There may be areas of dry, irritated skin known as hot spots. Dry, itchy skin will cause your Pug to paw and chew at the infected area. This only makes it more sensitive and irritated. If the skin breaks open, infection will possible set in.
A Pug that is constantly scratching might have a food problem. Internal Pig dog allergies are a reaction like diarrhea or vomiting because of something your little dog has eaten.
Around 12% of dogs that have allergies have an intolerance to their food. A change to his diet can be the solution.
If you decide to switch to another brand of dog food give him the food in moderation and watch for any possible reaction. Look for an increase in the amount of scratching your Pug is doing.

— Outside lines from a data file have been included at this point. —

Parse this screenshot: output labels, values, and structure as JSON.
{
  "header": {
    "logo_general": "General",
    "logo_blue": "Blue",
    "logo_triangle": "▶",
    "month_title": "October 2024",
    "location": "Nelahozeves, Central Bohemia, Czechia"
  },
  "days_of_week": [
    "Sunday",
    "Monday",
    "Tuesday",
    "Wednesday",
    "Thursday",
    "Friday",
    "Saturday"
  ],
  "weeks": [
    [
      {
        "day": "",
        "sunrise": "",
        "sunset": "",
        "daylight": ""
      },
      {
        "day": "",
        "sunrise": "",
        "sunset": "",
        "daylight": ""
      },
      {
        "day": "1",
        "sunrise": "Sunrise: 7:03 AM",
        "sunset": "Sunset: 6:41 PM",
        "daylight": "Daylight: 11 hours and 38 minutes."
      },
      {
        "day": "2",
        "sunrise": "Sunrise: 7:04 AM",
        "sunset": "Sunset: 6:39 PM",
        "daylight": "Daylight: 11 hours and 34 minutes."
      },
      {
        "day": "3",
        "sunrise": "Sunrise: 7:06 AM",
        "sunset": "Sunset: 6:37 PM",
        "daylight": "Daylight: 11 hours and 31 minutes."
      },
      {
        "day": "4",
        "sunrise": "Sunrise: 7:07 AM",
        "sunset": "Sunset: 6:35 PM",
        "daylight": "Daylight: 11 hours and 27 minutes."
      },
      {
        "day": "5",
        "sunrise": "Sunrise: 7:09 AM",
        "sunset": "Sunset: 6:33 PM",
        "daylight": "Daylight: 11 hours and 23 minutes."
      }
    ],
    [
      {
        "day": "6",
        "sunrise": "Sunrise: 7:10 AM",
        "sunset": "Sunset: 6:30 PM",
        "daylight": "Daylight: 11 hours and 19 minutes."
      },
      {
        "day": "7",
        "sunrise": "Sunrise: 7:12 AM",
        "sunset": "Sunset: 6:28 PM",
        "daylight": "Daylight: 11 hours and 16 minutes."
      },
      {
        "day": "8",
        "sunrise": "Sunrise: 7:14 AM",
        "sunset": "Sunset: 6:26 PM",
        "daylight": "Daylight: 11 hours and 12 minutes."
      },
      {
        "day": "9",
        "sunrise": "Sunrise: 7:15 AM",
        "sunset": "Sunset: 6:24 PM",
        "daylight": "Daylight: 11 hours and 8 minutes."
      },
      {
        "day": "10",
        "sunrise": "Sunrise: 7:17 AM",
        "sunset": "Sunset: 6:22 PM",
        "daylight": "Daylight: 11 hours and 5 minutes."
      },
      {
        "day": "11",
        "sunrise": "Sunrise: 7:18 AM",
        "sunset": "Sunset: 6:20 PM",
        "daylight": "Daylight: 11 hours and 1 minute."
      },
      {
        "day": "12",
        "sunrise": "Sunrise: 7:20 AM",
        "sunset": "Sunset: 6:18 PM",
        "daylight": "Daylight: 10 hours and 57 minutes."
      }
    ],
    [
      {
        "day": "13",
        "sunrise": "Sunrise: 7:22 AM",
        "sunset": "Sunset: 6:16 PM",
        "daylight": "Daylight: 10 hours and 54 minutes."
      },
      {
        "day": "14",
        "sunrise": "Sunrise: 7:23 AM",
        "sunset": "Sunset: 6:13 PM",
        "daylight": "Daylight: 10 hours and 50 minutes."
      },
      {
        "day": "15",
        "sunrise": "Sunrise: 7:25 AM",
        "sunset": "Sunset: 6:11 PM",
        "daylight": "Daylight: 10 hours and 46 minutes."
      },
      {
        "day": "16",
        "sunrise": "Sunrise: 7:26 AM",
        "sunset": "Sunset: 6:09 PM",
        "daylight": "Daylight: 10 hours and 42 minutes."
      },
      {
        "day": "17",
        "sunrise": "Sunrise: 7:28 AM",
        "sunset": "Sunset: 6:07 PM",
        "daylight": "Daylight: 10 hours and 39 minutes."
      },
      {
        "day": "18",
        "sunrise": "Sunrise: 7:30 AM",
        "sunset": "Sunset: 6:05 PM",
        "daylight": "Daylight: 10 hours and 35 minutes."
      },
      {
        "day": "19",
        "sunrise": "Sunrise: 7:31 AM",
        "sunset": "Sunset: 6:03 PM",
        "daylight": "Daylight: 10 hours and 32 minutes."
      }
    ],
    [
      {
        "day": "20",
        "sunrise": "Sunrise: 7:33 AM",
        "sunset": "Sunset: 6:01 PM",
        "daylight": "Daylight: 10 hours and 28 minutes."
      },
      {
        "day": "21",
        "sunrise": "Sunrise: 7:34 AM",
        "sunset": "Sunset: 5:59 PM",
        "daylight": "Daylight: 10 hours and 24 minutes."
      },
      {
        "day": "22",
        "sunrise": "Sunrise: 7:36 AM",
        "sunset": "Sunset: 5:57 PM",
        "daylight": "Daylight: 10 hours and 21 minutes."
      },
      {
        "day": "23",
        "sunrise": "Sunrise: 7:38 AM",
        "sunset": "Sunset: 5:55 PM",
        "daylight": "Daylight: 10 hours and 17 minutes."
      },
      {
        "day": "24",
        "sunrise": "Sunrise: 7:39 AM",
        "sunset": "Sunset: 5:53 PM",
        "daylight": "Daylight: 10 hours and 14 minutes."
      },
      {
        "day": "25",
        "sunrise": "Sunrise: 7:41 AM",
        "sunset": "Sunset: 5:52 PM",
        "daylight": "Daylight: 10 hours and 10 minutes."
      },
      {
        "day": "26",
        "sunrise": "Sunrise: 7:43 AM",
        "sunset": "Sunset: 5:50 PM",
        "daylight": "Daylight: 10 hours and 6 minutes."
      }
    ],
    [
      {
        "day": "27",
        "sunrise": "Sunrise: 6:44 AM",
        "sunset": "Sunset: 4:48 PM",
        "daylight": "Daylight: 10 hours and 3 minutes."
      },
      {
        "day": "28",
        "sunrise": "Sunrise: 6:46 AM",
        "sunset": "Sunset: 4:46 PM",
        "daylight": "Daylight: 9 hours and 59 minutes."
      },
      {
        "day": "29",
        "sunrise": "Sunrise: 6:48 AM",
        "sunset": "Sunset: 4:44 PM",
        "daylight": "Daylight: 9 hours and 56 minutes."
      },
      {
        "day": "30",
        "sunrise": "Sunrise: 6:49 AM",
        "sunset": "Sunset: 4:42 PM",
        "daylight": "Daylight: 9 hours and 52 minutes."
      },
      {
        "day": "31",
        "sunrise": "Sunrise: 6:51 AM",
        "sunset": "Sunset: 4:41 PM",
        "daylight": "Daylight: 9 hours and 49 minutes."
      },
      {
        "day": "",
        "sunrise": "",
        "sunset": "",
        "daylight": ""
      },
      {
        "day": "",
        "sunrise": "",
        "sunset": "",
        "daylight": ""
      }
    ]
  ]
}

Limit your walks and offer plenty of water so that your dog can re-hydrate until your Pug has recovered.
Pugs, often react to allergens like pollen, dander, mold spores or dust mites. Other Pug dog allergies may be a reaction to household cleaning products, fabrics, perfumes or rubber materials.
Atopy (air born allergy) is by far the most common cause of allergies in dogs. It often begins as a seasonal issue, but it can turn into a year-round problem.
Try to discover the cause of this kind of allergy. The longer your Pug is exposed, to whatever is irritating him the more the sensitivity and reaction will grow.
Demodectic (Red Mange) sometimes occurs in Pugs aged between 4 and 10 months. The condition is inherited. It's passed from mother to puppy.
Mange is a mite. Your Pugs immune system keeps these mites dormant until a trauma occurs. When this happens your dog's natural immunity is lowered. This will cause the mites to multiply.
Your Pug may loose patches of hair from the area around his eyes. In this case the exposed skin does not itch. In another more serious form, the hair loss is limited to the area around the feet.
This form causes infection, accompanied by pain, swelling, and some drainage. If the dog is not given an antibiotic the area will crust over and ooze pus.
Steroid therapy (prednisone) is often prescribed to treat pug dog allergies. This medication does relieve symptoms. Steroids are safe to use in the short-term but the risk of side effects increases the longer a dog is on them.
Topical therapy consists of shampoos, rinses and anti-itch solutions. These offer immediate, but short-term relief. I recommend bathing dogs with these kinds of allergies at least once every two weeks with a colloidal oatmeal or another hypoallergenic dog shampoo.
This infection affects the dog's coat, toenails, or skin. It's caused by fungi transmitted from other dogs or from the dirt. You will notice a fast spreading, round area of hair loss.
To treat this problem its best to wash and disinfect or throw out all of your dog's collars, bedding, leashes and anything else he may come in contact with. Include a thorough cleaning of your home with a strong disinfectant.
Like teenagers, young Pugs may suffer from acne. Small pimples may be seen on the dog's chin. You can use cleaning pads to clean up the area and stop new outbreaks.
Try washing the affected area with an antibacterial shampoo every morning. If this fails to clear the pimples or if there's no improvement within a week, see your veterinarian.
Wouldn't be nice if a dog could tell you what's going on?